What to do: Go over the records and copy every line with the string "title".

(Items from a dataset)

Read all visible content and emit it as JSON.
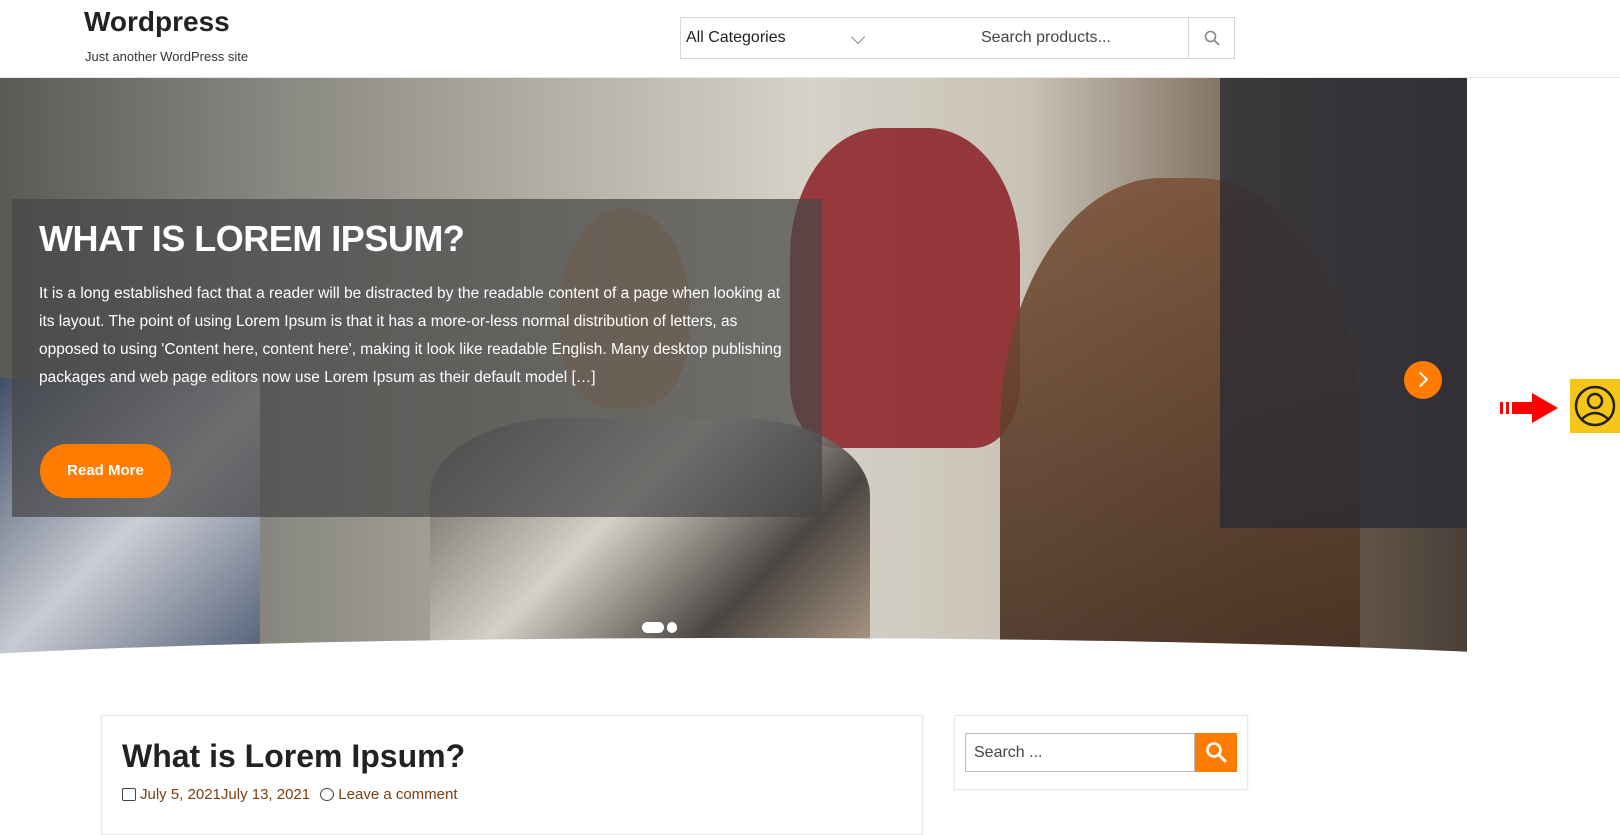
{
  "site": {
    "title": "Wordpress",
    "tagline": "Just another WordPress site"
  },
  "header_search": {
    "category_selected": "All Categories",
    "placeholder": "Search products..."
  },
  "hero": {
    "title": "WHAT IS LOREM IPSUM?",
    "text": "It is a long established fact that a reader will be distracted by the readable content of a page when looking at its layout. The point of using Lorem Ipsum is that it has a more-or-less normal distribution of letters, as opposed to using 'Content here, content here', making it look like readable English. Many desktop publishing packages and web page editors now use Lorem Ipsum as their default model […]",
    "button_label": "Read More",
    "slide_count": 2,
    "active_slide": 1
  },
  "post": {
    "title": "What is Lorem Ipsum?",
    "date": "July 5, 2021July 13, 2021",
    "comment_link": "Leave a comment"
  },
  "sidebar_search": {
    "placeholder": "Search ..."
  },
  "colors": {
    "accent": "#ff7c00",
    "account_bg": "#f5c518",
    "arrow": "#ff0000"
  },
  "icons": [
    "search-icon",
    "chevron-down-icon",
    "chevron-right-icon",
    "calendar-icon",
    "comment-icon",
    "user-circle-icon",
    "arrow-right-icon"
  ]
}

Exercise response:
    "title": "Wordpress",
    "title": "WHAT IS LOREM IPSUM?",
    "title": "What is Lorem Ipsum?",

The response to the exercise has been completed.